Exercise requirements: The answer is an exact repeat of the entries below, with the pictures omitted.

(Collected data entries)
□ □ □ □ □

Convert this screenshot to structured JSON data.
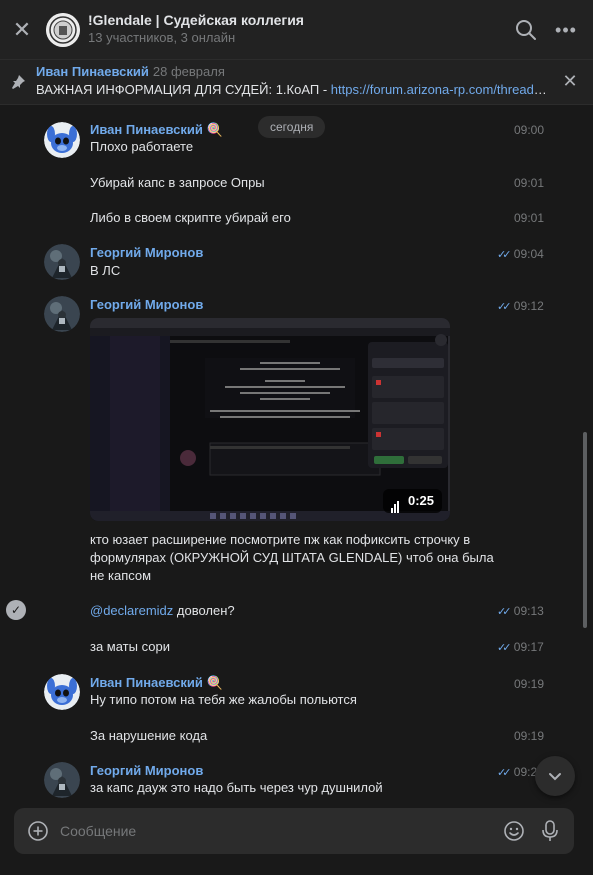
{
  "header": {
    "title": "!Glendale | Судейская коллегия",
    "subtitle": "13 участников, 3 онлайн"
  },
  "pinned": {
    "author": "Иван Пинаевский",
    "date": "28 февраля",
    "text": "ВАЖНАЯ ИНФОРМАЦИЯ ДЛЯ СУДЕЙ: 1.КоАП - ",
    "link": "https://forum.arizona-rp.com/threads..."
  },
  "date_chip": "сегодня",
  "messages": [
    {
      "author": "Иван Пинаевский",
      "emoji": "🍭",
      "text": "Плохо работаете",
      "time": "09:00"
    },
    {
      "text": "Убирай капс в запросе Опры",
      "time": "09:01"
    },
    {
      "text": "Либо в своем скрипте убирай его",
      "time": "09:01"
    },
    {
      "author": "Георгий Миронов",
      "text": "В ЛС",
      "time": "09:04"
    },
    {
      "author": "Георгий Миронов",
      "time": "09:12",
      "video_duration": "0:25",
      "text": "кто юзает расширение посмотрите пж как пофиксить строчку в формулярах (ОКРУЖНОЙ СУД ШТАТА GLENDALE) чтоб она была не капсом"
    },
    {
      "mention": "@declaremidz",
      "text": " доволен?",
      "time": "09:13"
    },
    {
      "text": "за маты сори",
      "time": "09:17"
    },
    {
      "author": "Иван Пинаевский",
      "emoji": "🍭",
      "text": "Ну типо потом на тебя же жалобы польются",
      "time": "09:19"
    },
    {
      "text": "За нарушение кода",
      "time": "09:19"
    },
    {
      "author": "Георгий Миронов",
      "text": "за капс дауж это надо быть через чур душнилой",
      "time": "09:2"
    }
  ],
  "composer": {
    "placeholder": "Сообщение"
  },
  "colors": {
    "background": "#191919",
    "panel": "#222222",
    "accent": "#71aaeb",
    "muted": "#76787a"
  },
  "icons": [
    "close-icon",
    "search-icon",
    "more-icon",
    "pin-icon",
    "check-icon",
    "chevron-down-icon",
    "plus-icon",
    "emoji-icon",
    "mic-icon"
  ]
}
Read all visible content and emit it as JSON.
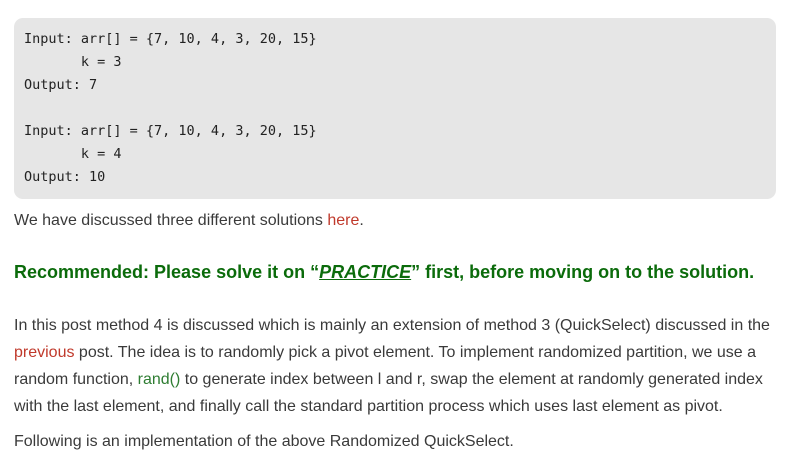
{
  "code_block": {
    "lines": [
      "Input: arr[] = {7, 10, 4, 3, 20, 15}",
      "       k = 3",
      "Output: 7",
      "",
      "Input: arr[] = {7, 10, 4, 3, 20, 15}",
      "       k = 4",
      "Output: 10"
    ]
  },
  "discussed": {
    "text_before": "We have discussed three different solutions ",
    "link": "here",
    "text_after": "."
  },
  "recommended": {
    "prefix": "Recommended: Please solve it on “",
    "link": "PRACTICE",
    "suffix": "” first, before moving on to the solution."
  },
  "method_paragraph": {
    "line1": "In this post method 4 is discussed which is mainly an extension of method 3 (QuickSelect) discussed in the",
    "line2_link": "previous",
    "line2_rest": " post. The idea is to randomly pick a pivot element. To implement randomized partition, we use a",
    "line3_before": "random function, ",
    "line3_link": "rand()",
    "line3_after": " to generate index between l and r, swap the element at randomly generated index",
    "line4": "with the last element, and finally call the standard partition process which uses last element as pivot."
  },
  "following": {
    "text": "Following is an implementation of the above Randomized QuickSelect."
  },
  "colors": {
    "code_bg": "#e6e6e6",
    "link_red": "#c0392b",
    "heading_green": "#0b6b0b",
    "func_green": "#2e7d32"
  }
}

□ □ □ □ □

Result:
Convert this screenshot to structured JSON data.
{
  "header": {
    "title": "!Glendale | Судейская коллегия",
    "subtitle": "13 участников, 3 онлайн"
  },
  "pinned": {
    "author": "Иван Пинаевский",
    "date": "28 февраля",
    "text": "ВАЖНАЯ ИНФОРМАЦИЯ ДЛЯ СУДЕЙ: 1.КоАП - ",
    "link": "https://forum.arizona-rp.com/threads..."
  },
  "date_chip": "сегодня",
  "messages": [
    {
      "author": "Иван Пинаевский",
      "emoji": "🍭",
      "text": "Плохо работаете",
      "time": "09:00"
    },
    {
      "text": "Убирай капс в запросе Опры",
      "time": "09:01"
    },
    {
      "text": "Либо в своем скрипте убирай его",
      "time": "09:01"
    },
    {
      "author": "Георгий Миронов",
      "text": "В ЛС",
      "time": "09:04"
    },
    {
      "author": "Георгий Миронов",
      "time": "09:12",
      "video_duration": "0:25",
      "text": "кто юзает расширение посмотрите пж как пофиксить строчку в формулярах (ОКРУЖНОЙ СУД ШТАТА GLENDALE) чтоб она была не капсом"
    },
    {
      "mention": "@declaremidz",
      "text": " доволен?",
      "time": "09:13"
    },
    {
      "text": "за маты сори",
      "time": "09:17"
    },
    {
      "author": "Иван Пинаевский",
      "emoji": "🍭",
      "text": "Ну типо потом на тебя же жалобы польются",
      "time": "09:19"
    },
    {
      "text": "За нарушение кода",
      "time": "09:19"
    },
    {
      "author": "Георгий Миронов",
      "text": "за капс дауж это надо быть через чур душнилой",
      "time": "09:2"
    }
  ],
  "composer": {
    "placeholder": "Сообщение"
  },
  "colors": {
    "background": "#191919",
    "panel": "#222222",
    "accent": "#71aaeb",
    "muted": "#76787a"
  },
  "icons": [
    "close-icon",
    "search-icon",
    "more-icon",
    "pin-icon",
    "check-icon",
    "chevron-down-icon",
    "plus-icon",
    "emoji-icon",
    "mic-icon"
  ]
}
Read all visible content and emit it as JSON.
{
  "code_block": {
    "lines": [
      "Input: arr[] = {7, 10, 4, 3, 20, 15}",
      "       k = 3",
      "Output: 7",
      "",
      "Input: arr[] = {7, 10, 4, 3, 20, 15}",
      "       k = 4",
      "Output: 10"
    ]
  },
  "discussed": {
    "text_before": "We have discussed three different solutions ",
    "link": "here",
    "text_after": "."
  },
  "recommended": {
    "prefix": "Recommended: Please solve it on “",
    "link": "PRACTICE",
    "suffix": "” first, before moving on to the solution."
  },
  "method_paragraph": {
    "line1": "In this post method 4 is discussed which is mainly an extension of method 3 (QuickSelect) discussed in the",
    "line2_link": "previous",
    "line2_rest": " post. The idea is to randomly pick a pivot element. To implement randomized partition, we use a",
    "line3_before": "random function, ",
    "line3_link": "rand()",
    "line3_after": " to generate index between l and r, swap the element at randomly generated index",
    "line4": "with the last element, and finally call the standard partition process which uses last element as pivot."
  },
  "following": {
    "text": "Following is an implementation of the above Randomized QuickSelect."
  },
  "colors": {
    "code_bg": "#e6e6e6",
    "link_red": "#c0392b",
    "heading_green": "#0b6b0b",
    "func_green": "#2e7d32"
  }
}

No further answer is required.